Info about event


Monday 30 September 2013,  at 10:15 - 12:00


1531-219 (Aud. D4), Math. Department

Danish and US seismic research during the Cold War

Lif Jacobsen, Centre for Science Studies, Aarhus University

Drawing upon the private letters of Danish seismologist Inge Lehmann, archival sources in Denmark and USA, scientific documents and personal accounts, this paper explores how Danish seismic science was influenced by Cold War geopolitics.

Before the Cold War, seismology, the study of earthquakes and the movement of seismic waves, was a hampered by the lack of method, standardised instruments and funding. With the spread of nuclear technologies in the 1950s it became a priority of the US military to develop scientific means for detecting nuclear bomb explosions at a long distance. Seismology could offer such means, since (underground) explosions created waves similar to earthquakes. As a result, government funding for seismic research increased dramatically in the USA.

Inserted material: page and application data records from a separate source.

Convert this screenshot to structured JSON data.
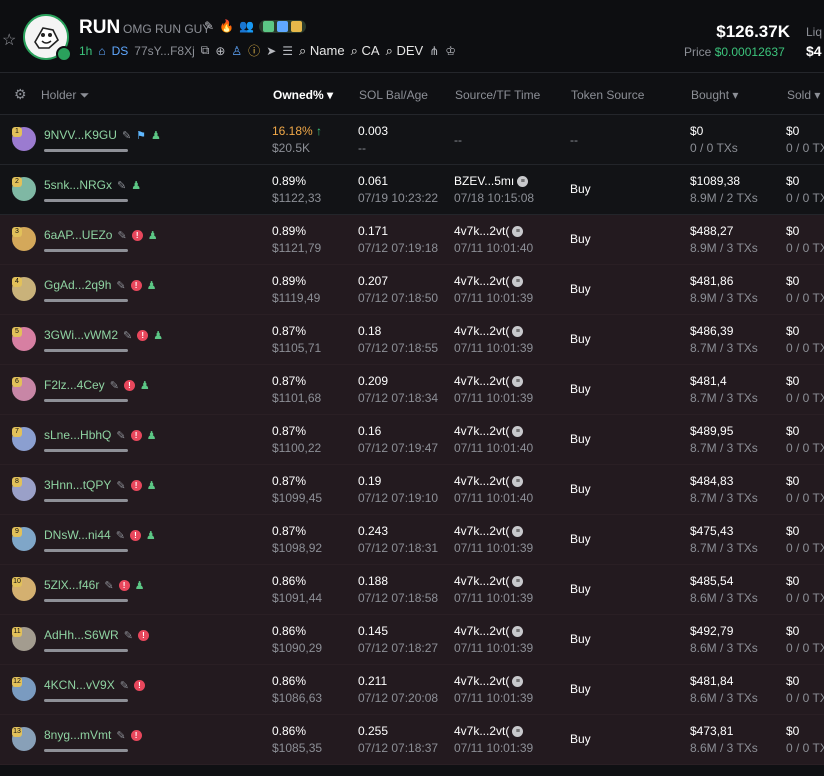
{
  "token": {
    "ticker": "RUN",
    "name": "OMG RUN GUY",
    "age": "1h",
    "ds_label": "DS",
    "ca_short": "77sY...F8Xj",
    "search_links": [
      "Name",
      "CA",
      "DEV"
    ],
    "market_cap": "$126.37K",
    "price_label": "Price",
    "price": "$0.00012637",
    "liq_label": "Liq",
    "liq_value": "$4"
  },
  "columns": {
    "holder": "Holder",
    "owned": "Owned%",
    "sol_bal": "SOL Bal/Age",
    "source": "Source/TF Time",
    "token_source": "Token Source",
    "bought": "Bought",
    "sold": "Sold"
  },
  "rows": [
    {
      "rank": "1",
      "addr": "9NVV...K9GU",
      "pct": "16.18%",
      "usd": "$20.5K",
      "sol": "0.003",
      "age": "--",
      "src": "--",
      "src_time": "",
      "tsource": "--",
      "bought": "$0",
      "bought_tx": "0 / 0 TXs",
      "sold": "$0",
      "sold_tx": "0 / 0 TX"
    },
    {
      "rank": "2",
      "addr": "5snk...NRGx",
      "pct": "0.89%",
      "usd": "$1122,33",
      "sol": "0.061",
      "age": "07/19 10:23:22",
      "src": "BZEV...5mı",
      "src_time": "07/18 10:15:08",
      "tsource": "Buy",
      "bought": "$1089,38",
      "bought_tx": "8.9M / 2 TXs",
      "sold": "$0",
      "sold_tx": "0 / 0 TX"
    },
    {
      "rank": "3",
      "addr": "6aAP...UEZo",
      "pct": "0.89%",
      "usd": "$1121,79",
      "sol": "0.171",
      "age": "07/12 07:19:18",
      "src": "4v7k...2vt(",
      "src_time": "07/11 10:01:40",
      "tsource": "Buy",
      "bought": "$488,27",
      "bought_tx": "8.9M / 3 TXs",
      "sold": "$0",
      "sold_tx": "0 / 0 TX"
    },
    {
      "rank": "4",
      "addr": "GgAd...2q9h",
      "pct": "0.89%",
      "usd": "$1119,49",
      "sol": "0.207",
      "age": "07/12 07:18:50",
      "src": "4v7k...2vt(",
      "src_time": "07/11 10:01:39",
      "tsource": "Buy",
      "bought": "$481,86",
      "bought_tx": "8.9M / 3 TXs",
      "sold": "$0",
      "sold_tx": "0 / 0 TX"
    },
    {
      "rank": "5",
      "addr": "3GWi...vWM2",
      "pct": "0.87%",
      "usd": "$1105,71",
      "sol": "0.18",
      "age": "07/12 07:18:55",
      "src": "4v7k...2vt(",
      "src_time": "07/11 10:01:39",
      "tsource": "Buy",
      "bought": "$486,39",
      "bought_tx": "8.7M / 3 TXs",
      "sold": "$0",
      "sold_tx": "0 / 0 TX"
    },
    {
      "rank": "6",
      "addr": "F2lz...4Cey",
      "pct": "0.87%",
      "usd": "$1101,68",
      "sol": "0.209",
      "age": "07/12 07:18:34",
      "src": "4v7k...2vt(",
      "src_time": "07/11 10:01:39",
      "tsource": "Buy",
      "bought": "$481,4",
      "bought_tx": "8.7M / 3 TXs",
      "sold": "$0",
      "sold_tx": "0 / 0 TX"
    },
    {
      "rank": "7",
      "addr": "sLne...HbhQ",
      "pct": "0.87%",
      "usd": "$1100,22",
      "sol": "0.16",
      "age": "07/12 07:19:47",
      "src": "4v7k...2vt(",
      "src_time": "07/11 10:01:40",
      "tsource": "Buy",
      "bought": "$489,95",
      "bought_tx": "8.7M / 3 TXs",
      "sold": "$0",
      "sold_tx": "0 / 0 TX"
    },
    {
      "rank": "8",
      "addr": "3Hnn...tQPY",
      "pct": "0.87%",
      "usd": "$1099,45",
      "sol": "0.19",
      "age": "07/12 07:19:10",
      "src": "4v7k...2vt(",
      "src_time": "07/11 10:01:40",
      "tsource": "Buy",
      "bought": "$484,83",
      "bought_tx": "8.7M / 3 TXs",
      "sold": "$0",
      "sold_tx": "0 / 0 TX"
    },
    {
      "rank": "9",
      "addr": "DNsW...ni44",
      "pct": "0.87%",
      "usd": "$1098,92",
      "sol": "0.243",
      "age": "07/12 07:18:31",
      "src": "4v7k...2vt(",
      "src_time": "07/11 10:01:39",
      "tsource": "Buy",
      "bought": "$475,43",
      "bought_tx": "8.7M / 3 TXs",
      "sold": "$0",
      "sold_tx": "0 / 0 TX"
    },
    {
      "rank": "10",
      "addr": "5ZlX...f46r",
      "pct": "0.86%",
      "usd": "$1091,44",
      "sol": "0.188",
      "age": "07/12 07:18:58",
      "src": "4v7k...2vt(",
      "src_time": "07/11 10:01:39",
      "tsource": "Buy",
      "bought": "$485,54",
      "bought_tx": "8.6M / 3 TXs",
      "sold": "$0",
      "sold_tx": "0 / 0 TX"
    },
    {
      "rank": "11",
      "addr": "AdHh...S6WR",
      "pct": "0.86%",
      "usd": "$1090,29",
      "sol": "0.145",
      "age": "07/12 07:18:27",
      "src": "4v7k...2vt(",
      "src_time": "07/11 10:01:39",
      "tsource": "Buy",
      "bought": "$492,79",
      "bought_tx": "8.6M / 3 TXs",
      "sold": "$0",
      "sold_tx": "0 / 0 TX"
    },
    {
      "rank": "12",
      "addr": "4KCN...vV9X",
      "pct": "0.86%",
      "usd": "$1086,63",
      "sol": "0.211",
      "age": "07/12 07:20:08",
      "src": "4v7k...2vt(",
      "src_time": "07/11 10:01:39",
      "tsource": "Buy",
      "bought": "$481,84",
      "bought_tx": "8.6M / 3 TXs",
      "sold": "$0",
      "sold_tx": "0 / 0 TX"
    },
    {
      "rank": "13",
      "addr": "8nyg...mVmt",
      "pct": "0.86%",
      "usd": "$1085,35",
      "sol": "0.255",
      "age": "07/12 07:18:37",
      "src": "4v7k...2vt(",
      "src_time": "07/11 10:01:39",
      "tsource": "Buy",
      "bought": "$473,81",
      "bought_tx": "8.6M / 3 TXs",
      "sold": "$0",
      "sold_tx": "0 / 0 TX"
    }
  ]
}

By engaging Danish seismologists in research projects and other forms of scholarly cooperation with US scientific institutions, American military agencies sought to get access to knowledge and localities in Greenland. Individual scientists and the Seismic Section, on the other hand, initially accepted the co-option, because it gave them some degree of access to the growing American seismic research community and part in the knowledge exchanges.

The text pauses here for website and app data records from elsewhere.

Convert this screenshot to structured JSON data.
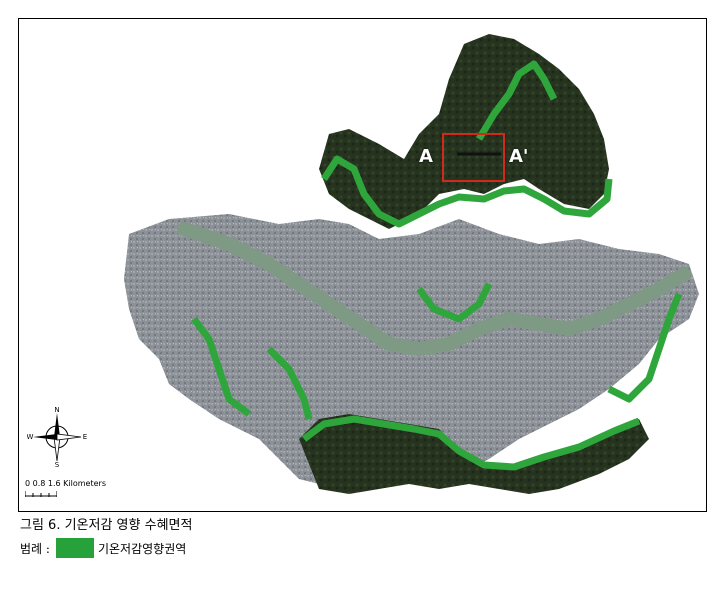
{
  "map": {
    "marker_left": "A",
    "marker_right": "A'",
    "scale_text": "0 0.8 1.6 Kilometers",
    "compass": {
      "n": "N",
      "s": "S",
      "e": "E",
      "w": "W"
    },
    "colors": {
      "forest": "#24301f",
      "urban": "#8f949a",
      "river": "#7f9a84",
      "cooling_zone": "#2fa63c",
      "inset_box": "#d22a1a"
    }
  },
  "caption": "그림 6. 기온저감 영향 수혜면적",
  "legend": {
    "label": "범례 :",
    "item": "기온저감영향권역",
    "color": "#27a23a"
  }
}
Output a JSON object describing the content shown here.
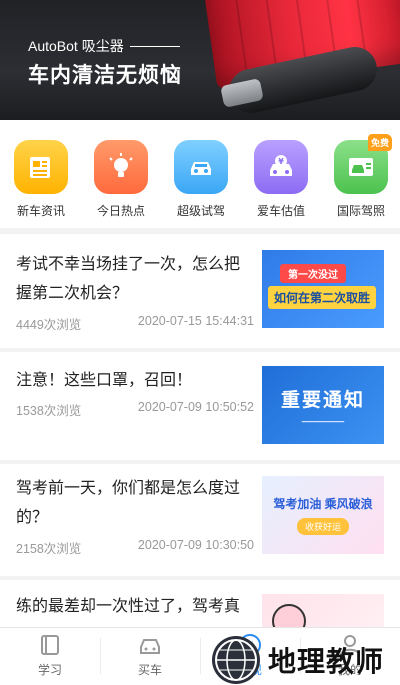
{
  "banner": {
    "brand": "AutoBot 吸尘器",
    "slogan": "车内清洁无烦恼"
  },
  "categories": [
    {
      "label": "新车资讯",
      "icon": "news-document-icon",
      "color": "#ffb300"
    },
    {
      "label": "今日热点",
      "icon": "lightbulb-icon",
      "color": "#ff6a3d"
    },
    {
      "label": "超级试驾",
      "icon": "car-icon",
      "color": "#3aa6f5"
    },
    {
      "label": "爱车估值",
      "icon": "car-yen-icon",
      "color": "#8d6cf3"
    },
    {
      "label": "国际驾照",
      "icon": "license-card-icon",
      "color": "#4cc24e",
      "badge": "免费"
    }
  ],
  "news": [
    {
      "title": "考试不幸当场挂了一次，怎么把握第二次机会？",
      "views": "4449次浏览",
      "date": "2020-07-15 15:44:31",
      "thumb_ribbon": "第一次没过",
      "thumb_headline": "如何在第二次取胜"
    },
    {
      "title": "注意！这些口罩，召回！",
      "views": "1538次浏览",
      "date": "2020-07-09 10:50:52",
      "thumb_headline": "重要通知"
    },
    {
      "title": "驾考前一天，你们都是怎么度过的？",
      "views": "2158次浏览",
      "date": "2020-07-09 10:30:50",
      "thumb_headline": "驾考加油 乘风破浪",
      "thumb_button": "收获好运"
    },
    {
      "title": "练的最差却一次性过了，驾考真",
      "views": "",
      "date": ""
    }
  ],
  "bottom_nav": [
    {
      "label": "学习",
      "icon": "book-icon"
    },
    {
      "label": "买车",
      "icon": "car-outline-icon"
    },
    {
      "label": "发现",
      "icon": "compass-icon",
      "active": true
    },
    {
      "label": "我的",
      "icon": "person-icon"
    }
  ],
  "watermark": {
    "text": "地理教师"
  }
}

As Denmark’s own disarmament policy increasingly directed the research activities at the Section, the relationship to US agencies became more complex and politically charged with each side pursuing their own agendas.

The paper is the result of research done for the Exploring Greenland- project.

Lif Jacobsen is a postdoc at Centre for Science Studies, Department of Physics and Astronomy, University of Aarhus. She is a history graduate from University of Southern Denmark and in 2010 received her PhD from University of Tasmania, Australia. Here she did her thesis on the environmental history of the Australian South-East trawl fishery. Her research focuses on the connection between science, politics and the environment in a historical context. Methodologically she prefers to work within a transnational or cross disciplinary framework. Currently she is working on a project about seismology in Greenland during the Cold War.